DIRECTIONS =>
Records follow. Copy every line with "MainActivity".

--- DATA UNDER STUDY ---

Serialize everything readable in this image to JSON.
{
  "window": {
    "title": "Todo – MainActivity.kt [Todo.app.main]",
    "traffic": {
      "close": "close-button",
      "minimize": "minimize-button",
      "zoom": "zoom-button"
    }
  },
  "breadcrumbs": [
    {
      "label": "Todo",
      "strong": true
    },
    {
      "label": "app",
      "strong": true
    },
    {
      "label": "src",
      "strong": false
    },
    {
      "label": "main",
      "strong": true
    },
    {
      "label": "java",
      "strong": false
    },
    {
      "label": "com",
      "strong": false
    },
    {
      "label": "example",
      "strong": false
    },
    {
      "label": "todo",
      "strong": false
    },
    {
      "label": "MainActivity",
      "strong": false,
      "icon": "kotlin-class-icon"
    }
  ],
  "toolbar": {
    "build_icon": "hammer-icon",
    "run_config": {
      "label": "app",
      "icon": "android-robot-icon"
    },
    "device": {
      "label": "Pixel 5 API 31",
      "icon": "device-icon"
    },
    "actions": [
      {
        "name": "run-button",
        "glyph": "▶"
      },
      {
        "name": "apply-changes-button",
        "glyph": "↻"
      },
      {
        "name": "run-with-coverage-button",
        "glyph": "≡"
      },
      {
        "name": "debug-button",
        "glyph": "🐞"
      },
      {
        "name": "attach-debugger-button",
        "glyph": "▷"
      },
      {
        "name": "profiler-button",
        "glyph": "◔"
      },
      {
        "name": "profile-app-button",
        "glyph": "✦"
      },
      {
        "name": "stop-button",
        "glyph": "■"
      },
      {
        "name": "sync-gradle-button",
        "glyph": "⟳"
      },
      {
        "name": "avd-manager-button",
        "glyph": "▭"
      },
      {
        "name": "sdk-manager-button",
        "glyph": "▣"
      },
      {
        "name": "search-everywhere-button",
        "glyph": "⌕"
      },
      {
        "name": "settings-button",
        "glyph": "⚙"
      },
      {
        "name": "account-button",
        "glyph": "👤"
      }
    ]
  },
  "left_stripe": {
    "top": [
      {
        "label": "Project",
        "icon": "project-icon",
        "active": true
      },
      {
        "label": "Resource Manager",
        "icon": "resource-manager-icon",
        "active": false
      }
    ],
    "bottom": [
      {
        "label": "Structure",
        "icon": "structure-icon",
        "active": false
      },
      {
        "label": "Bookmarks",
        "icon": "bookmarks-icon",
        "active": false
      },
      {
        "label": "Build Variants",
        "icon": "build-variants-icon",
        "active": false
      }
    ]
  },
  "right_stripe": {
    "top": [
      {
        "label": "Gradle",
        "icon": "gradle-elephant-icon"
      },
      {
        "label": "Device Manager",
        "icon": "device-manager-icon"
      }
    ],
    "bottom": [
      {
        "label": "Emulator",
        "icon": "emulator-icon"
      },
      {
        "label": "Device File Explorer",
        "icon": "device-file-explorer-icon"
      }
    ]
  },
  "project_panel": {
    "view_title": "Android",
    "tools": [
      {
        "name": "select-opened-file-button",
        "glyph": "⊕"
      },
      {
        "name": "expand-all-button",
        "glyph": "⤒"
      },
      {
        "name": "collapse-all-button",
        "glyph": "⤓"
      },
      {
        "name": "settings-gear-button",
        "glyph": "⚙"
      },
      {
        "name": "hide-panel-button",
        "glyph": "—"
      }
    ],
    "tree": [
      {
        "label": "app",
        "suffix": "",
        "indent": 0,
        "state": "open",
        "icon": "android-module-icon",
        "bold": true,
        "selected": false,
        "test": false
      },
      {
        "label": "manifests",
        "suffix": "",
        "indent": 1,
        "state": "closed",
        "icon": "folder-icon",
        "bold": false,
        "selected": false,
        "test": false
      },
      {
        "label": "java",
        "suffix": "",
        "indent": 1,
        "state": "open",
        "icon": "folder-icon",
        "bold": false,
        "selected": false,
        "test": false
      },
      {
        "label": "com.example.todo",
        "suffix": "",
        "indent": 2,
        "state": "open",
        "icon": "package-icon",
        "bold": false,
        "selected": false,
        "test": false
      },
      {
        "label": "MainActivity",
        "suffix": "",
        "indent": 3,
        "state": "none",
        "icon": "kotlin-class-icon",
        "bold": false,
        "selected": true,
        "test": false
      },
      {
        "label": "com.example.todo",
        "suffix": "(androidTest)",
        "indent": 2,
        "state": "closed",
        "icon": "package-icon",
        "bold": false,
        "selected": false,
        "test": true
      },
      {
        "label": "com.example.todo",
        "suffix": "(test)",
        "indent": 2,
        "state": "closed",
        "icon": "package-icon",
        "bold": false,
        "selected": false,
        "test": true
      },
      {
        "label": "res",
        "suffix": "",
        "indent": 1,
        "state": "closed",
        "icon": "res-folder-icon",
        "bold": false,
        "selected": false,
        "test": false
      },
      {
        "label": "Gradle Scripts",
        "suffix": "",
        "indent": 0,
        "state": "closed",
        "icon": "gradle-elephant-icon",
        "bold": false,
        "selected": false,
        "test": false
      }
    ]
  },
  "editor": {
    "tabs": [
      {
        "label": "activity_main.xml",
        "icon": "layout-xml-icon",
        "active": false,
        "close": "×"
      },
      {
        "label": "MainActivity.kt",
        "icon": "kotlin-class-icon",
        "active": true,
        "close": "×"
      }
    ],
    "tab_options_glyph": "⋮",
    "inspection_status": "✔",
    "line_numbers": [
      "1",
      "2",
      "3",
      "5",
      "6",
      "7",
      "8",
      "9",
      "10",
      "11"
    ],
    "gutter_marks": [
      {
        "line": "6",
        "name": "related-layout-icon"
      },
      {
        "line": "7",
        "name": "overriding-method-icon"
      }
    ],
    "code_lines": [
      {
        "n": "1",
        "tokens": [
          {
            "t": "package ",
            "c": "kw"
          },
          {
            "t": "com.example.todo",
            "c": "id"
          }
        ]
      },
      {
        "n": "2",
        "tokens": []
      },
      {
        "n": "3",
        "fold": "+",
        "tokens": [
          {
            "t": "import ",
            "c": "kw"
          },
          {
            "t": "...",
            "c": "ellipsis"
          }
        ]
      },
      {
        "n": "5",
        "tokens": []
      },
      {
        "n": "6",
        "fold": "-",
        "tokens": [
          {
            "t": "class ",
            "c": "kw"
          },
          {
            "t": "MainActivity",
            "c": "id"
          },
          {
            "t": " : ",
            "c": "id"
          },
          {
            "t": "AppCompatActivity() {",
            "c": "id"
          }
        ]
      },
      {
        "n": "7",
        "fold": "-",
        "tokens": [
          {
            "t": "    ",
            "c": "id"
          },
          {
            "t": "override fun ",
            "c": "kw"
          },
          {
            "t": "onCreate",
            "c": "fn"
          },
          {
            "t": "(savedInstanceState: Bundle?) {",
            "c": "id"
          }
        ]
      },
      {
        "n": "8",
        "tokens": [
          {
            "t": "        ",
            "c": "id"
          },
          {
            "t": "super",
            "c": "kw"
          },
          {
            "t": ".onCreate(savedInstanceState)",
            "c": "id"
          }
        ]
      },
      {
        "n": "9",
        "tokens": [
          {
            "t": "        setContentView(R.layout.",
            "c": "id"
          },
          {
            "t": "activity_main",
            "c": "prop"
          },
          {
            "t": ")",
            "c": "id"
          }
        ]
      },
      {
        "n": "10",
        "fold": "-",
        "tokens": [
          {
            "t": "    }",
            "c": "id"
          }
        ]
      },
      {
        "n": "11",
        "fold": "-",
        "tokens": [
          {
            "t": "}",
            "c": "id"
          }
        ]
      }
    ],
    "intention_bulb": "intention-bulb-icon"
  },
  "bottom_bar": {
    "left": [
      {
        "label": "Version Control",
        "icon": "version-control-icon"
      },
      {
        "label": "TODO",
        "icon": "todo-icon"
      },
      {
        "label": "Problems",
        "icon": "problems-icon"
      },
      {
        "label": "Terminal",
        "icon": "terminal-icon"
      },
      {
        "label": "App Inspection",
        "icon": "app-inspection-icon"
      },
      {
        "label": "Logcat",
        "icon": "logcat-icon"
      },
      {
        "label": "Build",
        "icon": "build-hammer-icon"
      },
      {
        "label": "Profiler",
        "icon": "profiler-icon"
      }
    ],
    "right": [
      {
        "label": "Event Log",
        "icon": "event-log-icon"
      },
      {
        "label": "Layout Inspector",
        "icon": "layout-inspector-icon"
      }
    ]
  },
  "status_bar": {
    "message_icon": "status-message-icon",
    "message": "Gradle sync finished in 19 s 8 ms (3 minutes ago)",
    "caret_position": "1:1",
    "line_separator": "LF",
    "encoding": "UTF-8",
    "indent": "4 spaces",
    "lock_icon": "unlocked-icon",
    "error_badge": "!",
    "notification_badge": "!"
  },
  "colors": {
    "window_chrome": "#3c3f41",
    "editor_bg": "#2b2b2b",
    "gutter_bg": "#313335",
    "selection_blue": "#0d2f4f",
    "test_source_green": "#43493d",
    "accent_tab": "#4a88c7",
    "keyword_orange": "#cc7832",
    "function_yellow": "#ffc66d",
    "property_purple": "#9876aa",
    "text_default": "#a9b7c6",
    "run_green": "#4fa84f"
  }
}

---

WORKED SOLUTION =>
    "title": "Todo – MainActivity.kt [Todo.app.main]",
      "label": "MainActivity",
        "label": "MainActivity",
        "label": "MainActivity.kt",
            "t": "MainActivity",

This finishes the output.